Notwithstanding Ahn’s suspicions, the laws of physics and geography mean that positioning the US interceptors closer to the DMZ wouldn’t provide any greater protection to South Korea’s border regions. North Korea has a large number of short-range missiles that could hit targets in South Korea, and the United States would need an enormous number of interceptor rockets to destroy these incoming missiles as well as extensive command and control facilities. Furthermore, North Korea can easily attack South Korea through a variety of other means given their proximity. Not only is Seoul within closer range of North Korea’s long-range artillery, but Pyongyang has also developed and practices the capacity to deploy commandos by land (through tunnels) or by sea (with the help of submarines).
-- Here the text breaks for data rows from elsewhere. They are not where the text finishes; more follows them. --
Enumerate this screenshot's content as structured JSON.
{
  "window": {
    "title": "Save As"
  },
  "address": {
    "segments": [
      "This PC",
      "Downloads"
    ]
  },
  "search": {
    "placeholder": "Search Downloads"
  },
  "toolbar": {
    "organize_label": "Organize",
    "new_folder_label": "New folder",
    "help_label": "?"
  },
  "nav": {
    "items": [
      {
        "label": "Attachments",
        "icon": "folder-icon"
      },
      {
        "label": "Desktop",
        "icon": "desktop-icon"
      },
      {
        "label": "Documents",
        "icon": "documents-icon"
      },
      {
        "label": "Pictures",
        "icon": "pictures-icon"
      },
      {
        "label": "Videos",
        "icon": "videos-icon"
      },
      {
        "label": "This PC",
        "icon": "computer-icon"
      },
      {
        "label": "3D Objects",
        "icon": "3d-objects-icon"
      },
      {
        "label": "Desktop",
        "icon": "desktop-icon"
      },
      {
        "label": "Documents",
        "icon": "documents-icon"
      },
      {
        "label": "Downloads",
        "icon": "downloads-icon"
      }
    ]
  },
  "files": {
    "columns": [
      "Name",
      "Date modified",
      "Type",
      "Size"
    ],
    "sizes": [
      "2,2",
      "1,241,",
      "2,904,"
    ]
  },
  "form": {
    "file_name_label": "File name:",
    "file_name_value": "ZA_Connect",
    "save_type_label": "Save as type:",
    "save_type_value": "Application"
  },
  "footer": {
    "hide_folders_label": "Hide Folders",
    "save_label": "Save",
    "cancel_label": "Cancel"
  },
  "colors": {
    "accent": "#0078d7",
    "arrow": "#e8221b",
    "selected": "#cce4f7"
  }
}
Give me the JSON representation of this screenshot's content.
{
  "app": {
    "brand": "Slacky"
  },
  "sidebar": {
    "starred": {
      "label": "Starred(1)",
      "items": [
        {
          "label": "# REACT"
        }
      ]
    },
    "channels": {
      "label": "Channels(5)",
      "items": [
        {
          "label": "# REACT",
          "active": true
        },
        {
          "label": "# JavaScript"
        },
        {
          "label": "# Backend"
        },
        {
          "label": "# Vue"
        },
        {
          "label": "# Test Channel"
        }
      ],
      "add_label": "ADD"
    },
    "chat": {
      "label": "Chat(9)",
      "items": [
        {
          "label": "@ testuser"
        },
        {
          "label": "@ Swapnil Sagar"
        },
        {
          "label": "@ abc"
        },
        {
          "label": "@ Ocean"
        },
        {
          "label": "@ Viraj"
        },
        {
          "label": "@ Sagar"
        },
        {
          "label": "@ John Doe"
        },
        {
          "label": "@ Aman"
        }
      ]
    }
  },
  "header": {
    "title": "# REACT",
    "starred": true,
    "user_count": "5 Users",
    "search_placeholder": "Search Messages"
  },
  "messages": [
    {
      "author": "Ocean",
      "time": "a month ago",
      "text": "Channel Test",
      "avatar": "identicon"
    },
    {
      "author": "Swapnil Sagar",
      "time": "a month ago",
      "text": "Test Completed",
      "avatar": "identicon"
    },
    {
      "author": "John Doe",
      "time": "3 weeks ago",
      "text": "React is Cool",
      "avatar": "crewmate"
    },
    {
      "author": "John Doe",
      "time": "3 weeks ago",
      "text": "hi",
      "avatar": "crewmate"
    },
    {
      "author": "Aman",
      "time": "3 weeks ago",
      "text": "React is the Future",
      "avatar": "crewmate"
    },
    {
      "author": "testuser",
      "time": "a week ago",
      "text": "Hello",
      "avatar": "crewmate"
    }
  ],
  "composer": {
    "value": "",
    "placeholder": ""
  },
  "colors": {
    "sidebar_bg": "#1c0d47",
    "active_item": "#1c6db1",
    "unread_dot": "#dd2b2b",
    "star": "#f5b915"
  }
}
As for China, the United States isn’t pursuing a military containment strategy against China, which wouldn’t be supported by the government of South Korea and may other Asian countries. US national security documents, ranging from presidential speeches to White House strategy documents, to the detailed programme budget justifications the US Defence Department submits to Congress, make clear that the developing US ballistic missile defence architecture in Asia is not designed to, nor capable of, shielding Japan, Taiwan, or any other country from China’s vast missile ballistic arsenal, which now numbers more than a thousand missiles and continues to grow.
The main objective of the interceptors on the ships that will be based on Jeju Island is to counter North Korea’s much smaller and less sophisticated missile arsenal. The Pentagon is certainly not aiming to develop, in Ahn’s words, the ‘capability to strike long-range ballistic missile batteries in southeast China that target Japan or Taiwan,’ which would be an act of war best undertaken by US submarines or another platform rather than from a fixed base. And the interceptor missiles the Aegis destroyers have would be pretty useless for the role of attacking missile batteries in southeast China since they do not even have warheads or kinetic explosives. Rather, they are designed to smash into a target moving at ballistic speed, obliterating it through the resulting collusion, rather than through a detonation.